Hot Tub Time Machine
Rated R/100 min.
After months of tantalizingly hilarious teaser trailers and the promise of a brilliantly stupid, frat-boy comedy classic, here it is: Hot Tub Time Machine.
In the proud tradition of Dude, Where’s My Car? and Snakes on a Plane, the title is also the synopsis. Four down-on-their-luck friends (John Cusack, Rob Corrdry, Craig Robinson and Clark Duke) head to the mountains for a weekend getaway and discover a hot tub that hurtles them back to 1986.
It’s as dependably goofy, raunchy, profane and juvenile as you’d expect—and maybe even more so. Within the first 15 minutes, you’ve got jokes about poop, urine and every other bodily secretion, plus dialogue seasoned so heavily with the “F”-word; you’d think the screenwriters were gunning for a Guinness Book record. I know this is supposed to be a so-stupid-its-funny farce, but it’s often so childish, it makes The Hangover look like Annie Hall.
Cusack has some funny moments late in the film when his character finally cuts loose, but he stays firmly committed to his sad-sack demeanor, killing any chance of a great Cusack comedic turn. He was much funnier in the films he actually made during the ’80s. Instead, the movie belongs to Corddry, who steals every scene he’s in. This is also a great showcase for Robinson, who’s hilarious on TV’s The Office but hasn’t had a big-screen role that taps his deadpan delivery—until now. The scene where he makes an angry phone call to a girl who broke his heart is one of the film’s gut-busting best.
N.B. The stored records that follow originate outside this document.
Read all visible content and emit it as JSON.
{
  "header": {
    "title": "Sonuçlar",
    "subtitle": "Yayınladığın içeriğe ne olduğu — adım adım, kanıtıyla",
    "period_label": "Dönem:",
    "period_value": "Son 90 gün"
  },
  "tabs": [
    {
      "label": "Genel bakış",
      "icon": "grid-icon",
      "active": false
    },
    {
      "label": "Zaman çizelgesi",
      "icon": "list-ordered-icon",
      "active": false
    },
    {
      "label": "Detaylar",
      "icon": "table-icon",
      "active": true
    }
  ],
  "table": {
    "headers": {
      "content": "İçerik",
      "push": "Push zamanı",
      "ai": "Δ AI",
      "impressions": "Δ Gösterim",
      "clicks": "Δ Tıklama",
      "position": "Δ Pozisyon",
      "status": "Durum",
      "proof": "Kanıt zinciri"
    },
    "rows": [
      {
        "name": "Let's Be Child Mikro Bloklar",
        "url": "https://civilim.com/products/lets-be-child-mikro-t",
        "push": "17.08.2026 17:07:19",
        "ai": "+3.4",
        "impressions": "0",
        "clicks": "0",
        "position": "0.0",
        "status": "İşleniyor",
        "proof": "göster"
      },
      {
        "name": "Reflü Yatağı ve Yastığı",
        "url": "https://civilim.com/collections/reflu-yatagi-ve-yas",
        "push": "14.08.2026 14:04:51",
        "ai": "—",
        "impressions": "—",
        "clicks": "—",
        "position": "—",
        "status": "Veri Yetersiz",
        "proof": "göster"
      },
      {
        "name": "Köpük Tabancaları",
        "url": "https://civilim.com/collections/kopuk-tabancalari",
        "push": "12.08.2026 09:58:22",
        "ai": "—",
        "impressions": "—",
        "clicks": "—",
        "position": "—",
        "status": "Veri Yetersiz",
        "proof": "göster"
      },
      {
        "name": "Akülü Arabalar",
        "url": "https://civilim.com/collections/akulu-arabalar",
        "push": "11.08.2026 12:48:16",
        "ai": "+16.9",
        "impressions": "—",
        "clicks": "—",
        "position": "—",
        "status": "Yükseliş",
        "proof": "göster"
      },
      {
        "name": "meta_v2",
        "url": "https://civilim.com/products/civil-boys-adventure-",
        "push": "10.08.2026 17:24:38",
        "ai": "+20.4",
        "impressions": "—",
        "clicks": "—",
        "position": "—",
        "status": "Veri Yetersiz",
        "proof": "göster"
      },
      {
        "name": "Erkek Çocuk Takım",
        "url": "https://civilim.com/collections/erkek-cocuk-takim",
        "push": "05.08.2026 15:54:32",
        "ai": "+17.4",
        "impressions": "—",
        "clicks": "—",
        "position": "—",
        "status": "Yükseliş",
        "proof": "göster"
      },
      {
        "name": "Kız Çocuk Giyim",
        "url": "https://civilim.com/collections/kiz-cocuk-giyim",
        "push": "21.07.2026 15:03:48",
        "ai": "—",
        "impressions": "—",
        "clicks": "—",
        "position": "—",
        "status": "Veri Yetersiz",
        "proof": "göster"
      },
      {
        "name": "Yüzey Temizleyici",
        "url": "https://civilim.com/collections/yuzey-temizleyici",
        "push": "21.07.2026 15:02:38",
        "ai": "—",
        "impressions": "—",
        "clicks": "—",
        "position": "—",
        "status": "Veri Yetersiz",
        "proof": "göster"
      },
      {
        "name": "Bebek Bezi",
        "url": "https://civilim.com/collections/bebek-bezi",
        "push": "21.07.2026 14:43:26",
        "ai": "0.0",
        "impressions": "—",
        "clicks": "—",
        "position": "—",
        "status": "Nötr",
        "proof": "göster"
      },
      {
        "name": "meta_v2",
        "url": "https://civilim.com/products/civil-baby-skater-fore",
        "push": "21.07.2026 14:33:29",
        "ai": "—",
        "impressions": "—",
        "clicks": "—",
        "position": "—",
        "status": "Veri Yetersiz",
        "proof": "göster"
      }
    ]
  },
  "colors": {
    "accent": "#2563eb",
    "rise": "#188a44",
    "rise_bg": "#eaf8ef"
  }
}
I grew up watching Chevy Chase films and was disappointed that he’s so ill-used here; his character, a sort of all-knowing time keeper, isn’t well defined and tries too hard to squeeze easy laughs. Other ’80s-movie alumni who make cameos include an almost unrecognizable William Zabka, playing a grown-up version of the bully he embodied in The Karate Kid, and Crispin Glover, a riot as a hotel bellboy. Glover, best known for playing George McFly in Back to the Future, goes for comedy gold and scores in a film-length running gag that is totally tasteless but had me all but rolling in the aisle.
There are a few clever time-travel continuity gags, but the screenplay could have used more smarts. Nothing approaches the innovative playfulness of Back to the Future or even the Bill and Ted movies. What the movie does have is a lot of heart, more nostalgic jokes than a season of I Love the ’80s and an ending that makes perfect use of “Once in a Lifetime” by the Talking Heads. It’s not art, but if you remember the ’80s with affection, you’ll have as much fun as I did. Barry Wurst II, MauiTime